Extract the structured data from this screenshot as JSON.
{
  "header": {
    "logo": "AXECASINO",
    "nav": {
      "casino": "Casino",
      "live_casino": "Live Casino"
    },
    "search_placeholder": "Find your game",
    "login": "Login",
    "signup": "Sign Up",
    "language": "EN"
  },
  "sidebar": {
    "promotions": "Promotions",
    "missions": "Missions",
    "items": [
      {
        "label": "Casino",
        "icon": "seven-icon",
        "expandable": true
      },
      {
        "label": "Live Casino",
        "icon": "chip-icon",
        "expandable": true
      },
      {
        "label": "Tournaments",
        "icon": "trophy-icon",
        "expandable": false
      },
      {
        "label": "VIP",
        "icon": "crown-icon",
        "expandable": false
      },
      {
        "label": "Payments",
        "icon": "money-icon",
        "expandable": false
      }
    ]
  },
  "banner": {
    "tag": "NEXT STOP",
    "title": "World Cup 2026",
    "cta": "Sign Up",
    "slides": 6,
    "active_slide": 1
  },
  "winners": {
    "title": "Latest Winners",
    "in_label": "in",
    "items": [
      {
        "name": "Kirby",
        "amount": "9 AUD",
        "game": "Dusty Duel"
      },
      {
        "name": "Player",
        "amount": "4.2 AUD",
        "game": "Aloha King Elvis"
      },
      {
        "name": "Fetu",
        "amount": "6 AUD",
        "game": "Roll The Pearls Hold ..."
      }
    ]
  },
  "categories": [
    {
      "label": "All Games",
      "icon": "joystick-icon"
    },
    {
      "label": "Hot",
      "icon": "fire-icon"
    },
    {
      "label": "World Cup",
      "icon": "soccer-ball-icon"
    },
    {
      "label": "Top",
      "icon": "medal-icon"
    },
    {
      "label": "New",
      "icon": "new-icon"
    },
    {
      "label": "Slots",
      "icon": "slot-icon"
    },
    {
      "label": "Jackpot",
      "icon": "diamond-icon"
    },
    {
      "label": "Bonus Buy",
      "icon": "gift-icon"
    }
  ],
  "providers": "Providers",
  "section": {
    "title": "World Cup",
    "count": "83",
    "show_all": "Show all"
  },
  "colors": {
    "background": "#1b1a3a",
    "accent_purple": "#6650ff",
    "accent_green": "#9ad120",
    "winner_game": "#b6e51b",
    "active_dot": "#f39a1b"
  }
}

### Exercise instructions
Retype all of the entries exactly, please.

### Task solution
Extract the structured data from this screenshot as JSON.
{
  "header": {
    "logo": "AXECASINO",
    "nav": {
      "casino": "Casino",
      "live_casino": "Live Casino"
    },
    "search_placeholder": "Find your game",
    "login": "Login",
    "signup": "Sign Up",
    "language": "EN"
  },
  "sidebar": {
    "promotions": "Promotions",
    "missions": "Missions",
    "items": [
      {
        "label": "Casino",
        "icon": "seven-icon",
        "expandable": true
      },
      {
        "label": "Live Casino",
        "icon": "chip-icon",
        "expandable": true
      },
      {
        "label": "Tournaments",
        "icon": "trophy-icon",
        "expandable": false
      },
      {
        "label": "VIP",
        "icon": "crown-icon",
        "expandable": false
      },
      {
        "label": "Payments",
        "icon": "money-icon",
        "expandable": false
      }
    ]
  },
  "banner": {
    "tag": "NEXT STOP",
    "title": "World Cup 2026",
    "cta": "Sign Up",
    "slides": 6,
    "active_slide": 1
  },
  "winners": {
    "title": "Latest Winners",
    "in_label": "in",
    "items": [
      {
        "name": "Kirby",
        "amount": "9 AUD",
        "game": "Dusty Duel"
      },
      {
        "name": "Player",
        "amount": "4.2 AUD",
        "game": "Aloha King Elvis"
      },
      {
        "name": "Fetu",
        "amount": "6 AUD",
        "game": "Roll The Pearls Hold ..."
      }
    ]
  },
  "categories": [
    {
      "label": "All Games",
      "icon": "joystick-icon"
    },
    {
      "label": "Hot",
      "icon": "fire-icon"
    },
    {
      "label": "World Cup",
      "icon": "soccer-ball-icon"
    },
    {
      "label": "Top",
      "icon": "medal-icon"
    },
    {
      "label": "New",
      "icon": "new-icon"
    },
    {
      "label": "Slots",
      "icon": "slot-icon"
    },
    {
      "label": "Jackpot",
      "icon": "diamond-icon"
    },
    {
      "label": "Bonus Buy",
      "icon": "gift-icon"
    }
  ],
  "providers": "Providers",
  "section": {
    "title": "World Cup",
    "count": "83",
    "show_all": "Show all"
  },
  "colors": {
    "background": "#1b1a3a",
    "accent_purple": "#6650ff",
    "accent_green": "#9ad120",
    "winner_game": "#b6e51b",
    "active_dot": "#f39a1b"
  }
}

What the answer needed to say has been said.